> [Exercise description]:
Find every line in the records below that holds the word "label" and copy it.

═════ Input ═════

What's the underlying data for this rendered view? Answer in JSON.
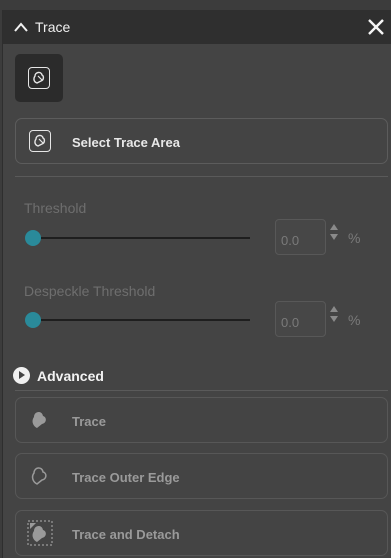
{
  "panel": {
    "title": "Trace",
    "collapse_icon": "chevron-up-icon",
    "close_icon": "close-icon"
  },
  "tool_tile": {
    "icon": "trace-area-icon"
  },
  "select_area_button": {
    "label": "Select Trace Area",
    "icon": "trace-area-icon"
  },
  "threshold": {
    "label": "Threshold",
    "value": "0.0",
    "unit": "%",
    "slider_level": 0
  },
  "despeckle": {
    "label": "Despeckle Threshold",
    "value": "0.0",
    "unit": "%",
    "slider_level": 0
  },
  "advanced": {
    "label": "Advanced",
    "icon": "expand-arrow-icon"
  },
  "actions": [
    {
      "label": "Trace",
      "icon": "trace-filled-icon"
    },
    {
      "label": "Trace Outer Edge",
      "icon": "trace-outline-icon"
    },
    {
      "label": "Trace and Detach",
      "icon": "trace-detach-icon"
    }
  ],
  "colors": {
    "accent": "#2a8a9a",
    "panel_bg": "#444444",
    "titlebar_bg": "#2f2f2f"
  }
}
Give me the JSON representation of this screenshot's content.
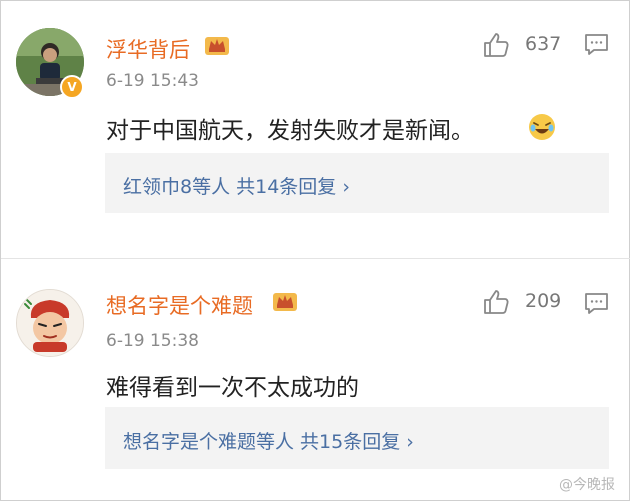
{
  "comments": [
    {
      "username": "浮华背后",
      "timestamp": "6-19 15:43",
      "content": "对于中国航天，发射失败才是新闻。",
      "likes": "637",
      "replies_summary": "红领巾8等人  共14条回复 ›",
      "verified": "V"
    },
    {
      "username": "想名字是个难题",
      "timestamp": "6-19 15:38",
      "content": "难得看到一次不太成功的",
      "likes": "209",
      "replies_summary": "想名字是个难题等人  共15条回复 ›"
    }
  ],
  "watermark": "@今晚报",
  "colors": {
    "username": "#e86b24",
    "link": "#4a6fa3",
    "badge": "#f5a623"
  },
  "icons": [
    "thumbs-up-icon",
    "comment-icon",
    "crown-icon",
    "laughing-emoji-icon",
    "verified-badge-icon"
  ]
}
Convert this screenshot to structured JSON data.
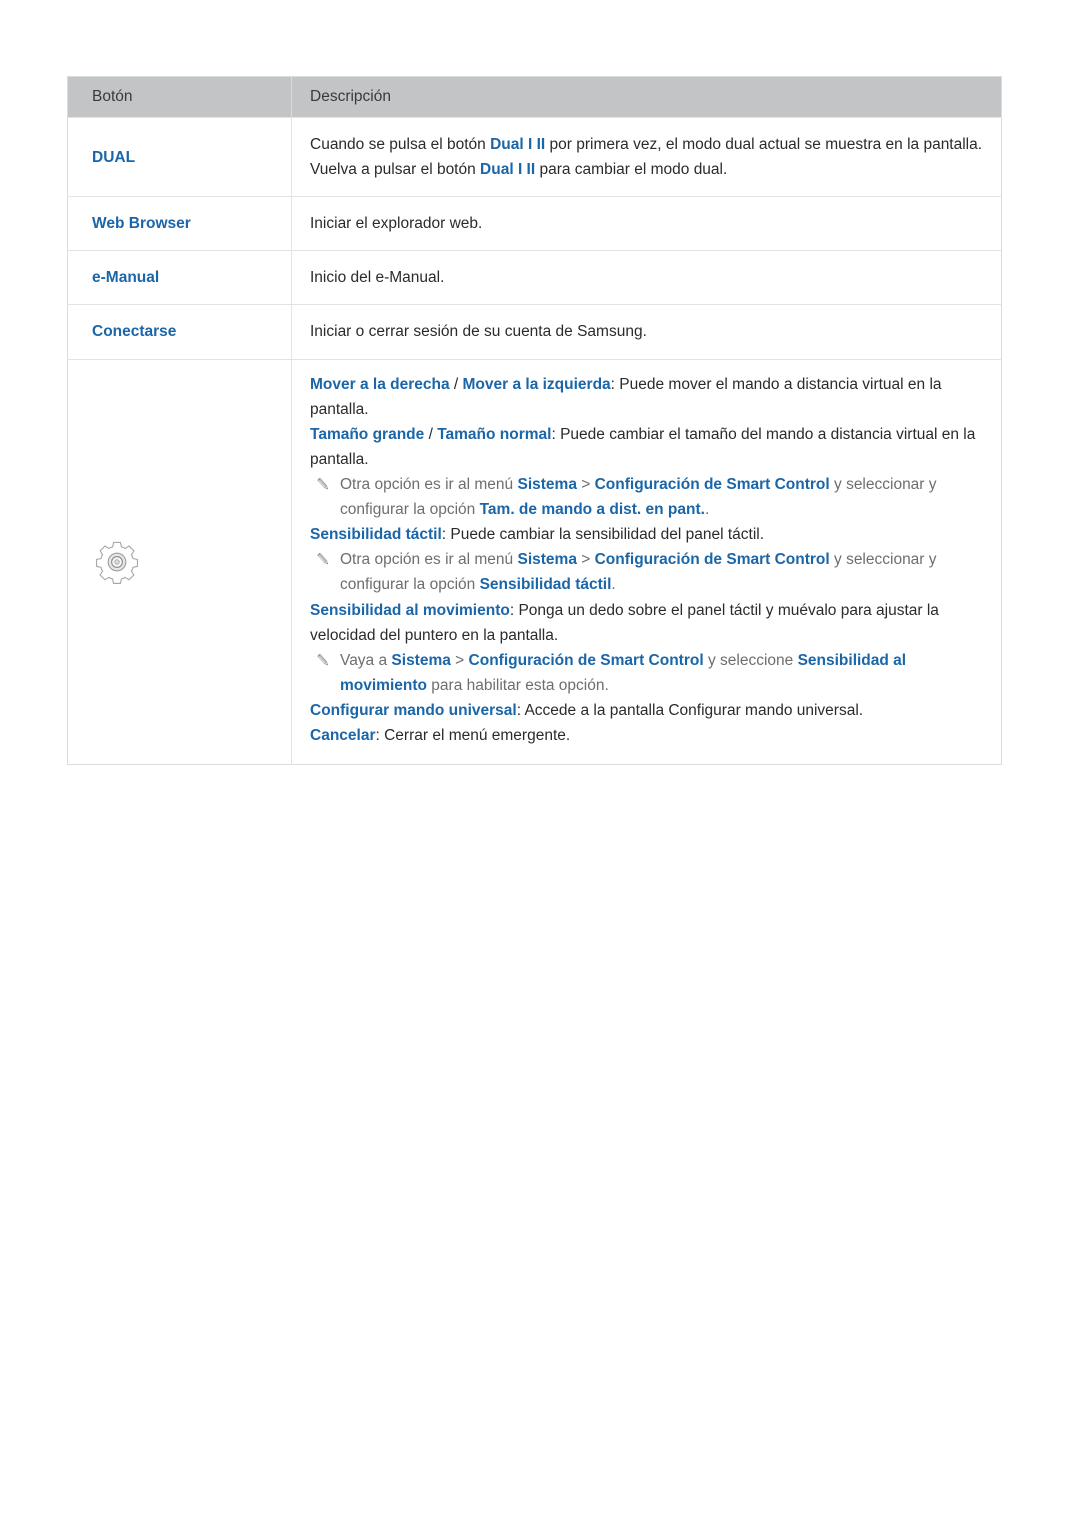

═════

> [Your solution]:
    "label": "Select Trace Area",
    "label": "Threshold",
    "label": "Despeckle Threshold",
    "label": "Advanced",
      "label": "Trace",
      "label": "Trace Outer Edge",
      "label": "Trace and Detach",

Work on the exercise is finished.